Apparently “Ideas, like diseases, have been shown to spread infectiously between people before eventually dying out, and have been successfully described with epidemiological models,” claim the authors of a paper entitled ‘Epidemiological modelling of online social network dynamics.’ They applied the model of disease – SIR or suspected, infected recovered – to both MySpace and Facebook. The results are not really surprising – fads come and go. We watched AOL’s rise and fall and then MySpace’s. Why wouldn’t the same thing happen to Facbook?
Read about the research in the Guardian here.

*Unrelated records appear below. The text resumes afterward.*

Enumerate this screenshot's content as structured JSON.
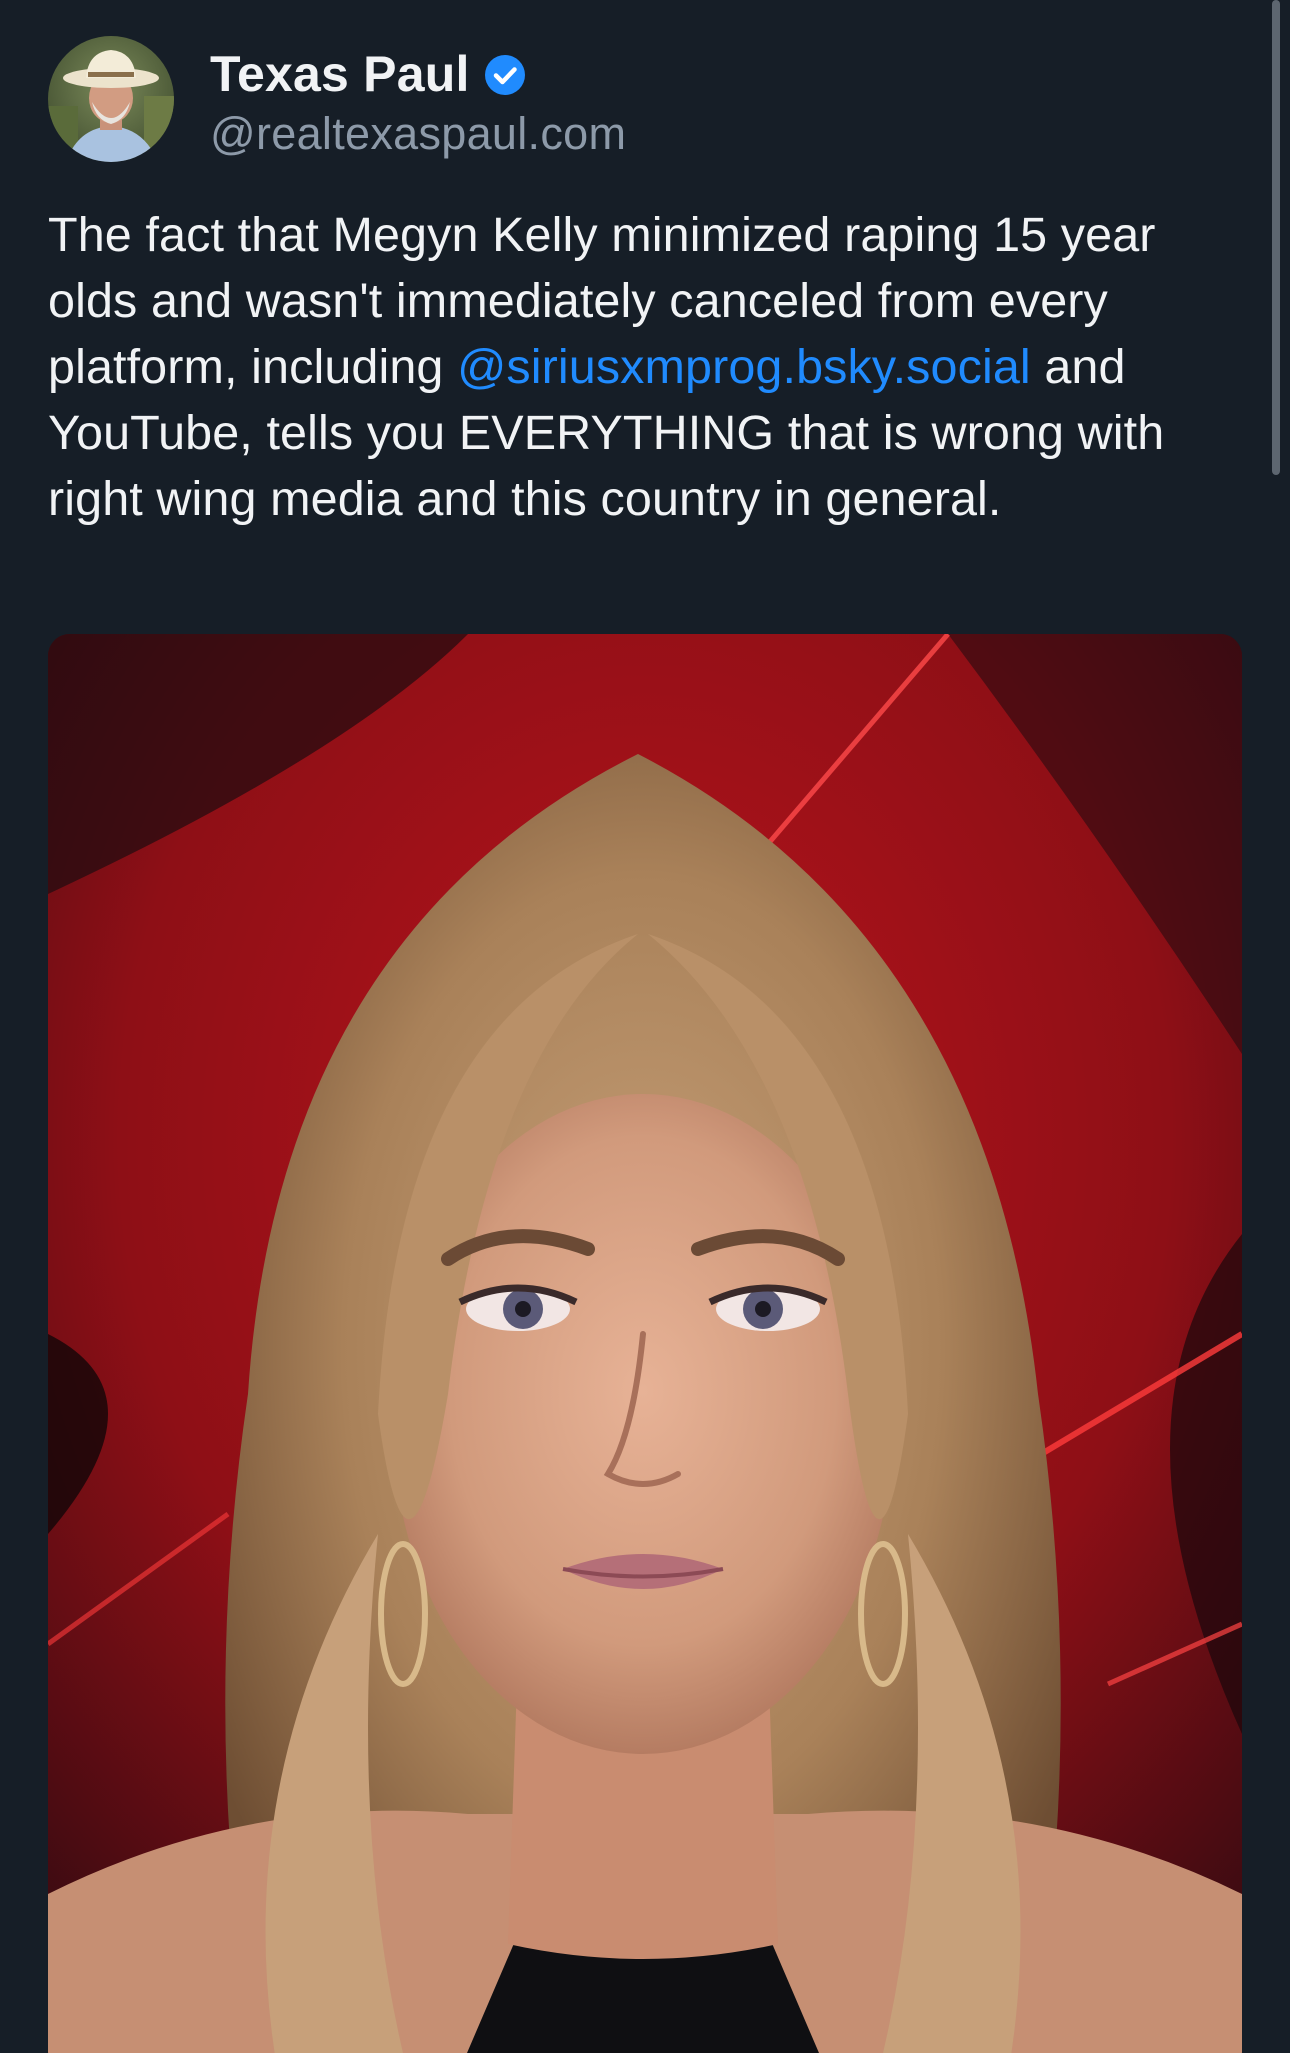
{
  "post": {
    "author": {
      "display_name": "Texas Paul",
      "handle": "@realtexaspaul.com",
      "verified": true,
      "verified_icon": "verified-check-icon"
    },
    "text": {
      "part1": "The fact that Megyn Kelly minimized raping 15 year olds and wasn't immediately canceled from every platform, including ",
      "mention": "@siriusxmprog.bsky.social",
      "part2": " and YouTube, tells you EVERYTHING that is wrong with right wing media and this country in general."
    },
    "media": {
      "kind": "photo"
    }
  },
  "colors": {
    "background": "#161e27",
    "text": "#f1f3f5",
    "handle": "#8d9aa9",
    "link": "#208bfe",
    "verified_badge": "#208bfe"
  }
}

These researchers predict that Facebook will have lost 80% of its users by 2017. That’s only 3 years from now. The company will have turned 13 years old. Thos of us who have used (still use) Facebook will have no doubt found another way to keep in touch with our friends. But what will all of the musicians, athletes and celebrities who are largely responsible for the incredible growth fans on Facebook do? David Beckham doesn’t even have a real website. He directs all of his fans to Facebook for news of him. There are nearly 33 million of these fans. What happens to them when they leave Facebook? Won’t David Beckham want to reach them, or his sponsors?
Over the last few years the real disease has been proliferated by Facebook, a kind of graft-vs-host disease – but in reverse. Fans were drawn to the Facebook pages of their favorite musicians, athletes and celebrities. In fact, they were encouraged to go because it was suddenly much easier communicating with them on Facebook than maintaining old-fashioned mailing lists and clip-boards to collect names and email addresses at gigs. But then the host, Facebook, attacked the very people who had contributed to its success – through graft (def: unscrupulous use of one’s position to derive profit or advantages). Two years ago Facebook changed the rules and started charging celebrities and those with large fan bases to reach their fans. They needed to earn money from other people’s fans in advance of their IPO.

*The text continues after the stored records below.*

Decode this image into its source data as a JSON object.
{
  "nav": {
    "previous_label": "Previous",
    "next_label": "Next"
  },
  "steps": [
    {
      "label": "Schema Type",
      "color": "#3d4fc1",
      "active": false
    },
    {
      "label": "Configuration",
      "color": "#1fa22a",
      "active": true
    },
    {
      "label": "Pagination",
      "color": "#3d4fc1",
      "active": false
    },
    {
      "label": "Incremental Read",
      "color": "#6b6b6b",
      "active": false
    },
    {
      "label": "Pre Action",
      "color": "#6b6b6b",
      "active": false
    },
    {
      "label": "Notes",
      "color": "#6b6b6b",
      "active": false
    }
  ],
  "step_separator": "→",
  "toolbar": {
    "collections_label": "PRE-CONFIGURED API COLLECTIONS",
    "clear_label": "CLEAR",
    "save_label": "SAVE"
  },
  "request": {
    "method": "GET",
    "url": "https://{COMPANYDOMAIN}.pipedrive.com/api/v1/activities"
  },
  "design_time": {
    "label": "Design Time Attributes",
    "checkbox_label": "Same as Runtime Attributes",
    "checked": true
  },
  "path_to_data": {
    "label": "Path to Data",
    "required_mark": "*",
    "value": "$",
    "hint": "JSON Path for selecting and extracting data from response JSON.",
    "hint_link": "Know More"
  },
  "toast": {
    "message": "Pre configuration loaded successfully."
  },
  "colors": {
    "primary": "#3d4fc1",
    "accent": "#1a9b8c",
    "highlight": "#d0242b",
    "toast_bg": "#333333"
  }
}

Maybe Facebook is dying because this is what happens to all social networks and great ideas. But maybe it is dying because it is biting the very hands that feed it. In the last 2 years Facebook has reduced the number of fans who receive posts from the artist or athlete whose page they have liked to 10%. That means that 90% of the fans that like a page in order to get updates DO NOT receive them. Talent and celebrities have to pay Facebook to reach their own fans. It should really be the other way around.

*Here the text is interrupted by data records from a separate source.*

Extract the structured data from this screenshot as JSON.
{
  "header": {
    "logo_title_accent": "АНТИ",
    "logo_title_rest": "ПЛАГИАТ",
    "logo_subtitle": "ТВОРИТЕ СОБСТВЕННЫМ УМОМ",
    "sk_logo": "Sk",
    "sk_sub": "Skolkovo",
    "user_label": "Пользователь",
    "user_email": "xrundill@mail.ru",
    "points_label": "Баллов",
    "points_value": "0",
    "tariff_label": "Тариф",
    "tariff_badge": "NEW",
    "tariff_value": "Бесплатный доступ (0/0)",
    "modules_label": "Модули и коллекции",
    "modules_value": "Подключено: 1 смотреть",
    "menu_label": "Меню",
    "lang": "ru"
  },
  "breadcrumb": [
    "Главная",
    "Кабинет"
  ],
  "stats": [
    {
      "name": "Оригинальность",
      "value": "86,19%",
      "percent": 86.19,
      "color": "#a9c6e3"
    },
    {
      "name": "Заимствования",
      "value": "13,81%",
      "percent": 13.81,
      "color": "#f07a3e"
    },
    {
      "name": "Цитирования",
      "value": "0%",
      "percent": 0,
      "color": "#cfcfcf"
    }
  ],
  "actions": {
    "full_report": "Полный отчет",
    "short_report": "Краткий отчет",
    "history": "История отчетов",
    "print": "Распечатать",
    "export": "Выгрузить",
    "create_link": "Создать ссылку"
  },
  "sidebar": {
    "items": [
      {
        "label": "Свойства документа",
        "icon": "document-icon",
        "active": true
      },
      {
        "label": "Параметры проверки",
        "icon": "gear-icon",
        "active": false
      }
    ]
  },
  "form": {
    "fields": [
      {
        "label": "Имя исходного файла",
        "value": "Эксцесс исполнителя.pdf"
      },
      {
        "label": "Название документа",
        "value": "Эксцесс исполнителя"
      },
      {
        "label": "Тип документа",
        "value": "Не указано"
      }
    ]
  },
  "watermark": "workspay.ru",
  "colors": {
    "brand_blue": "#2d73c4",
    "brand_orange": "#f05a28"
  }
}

Mobile fan clubs give talent direct access to their fans and make it possible to sell tickets, advertising, merchandise, music and much more Without access to fans branded personalities like musicians, actors, and athletes, will soon be losing face.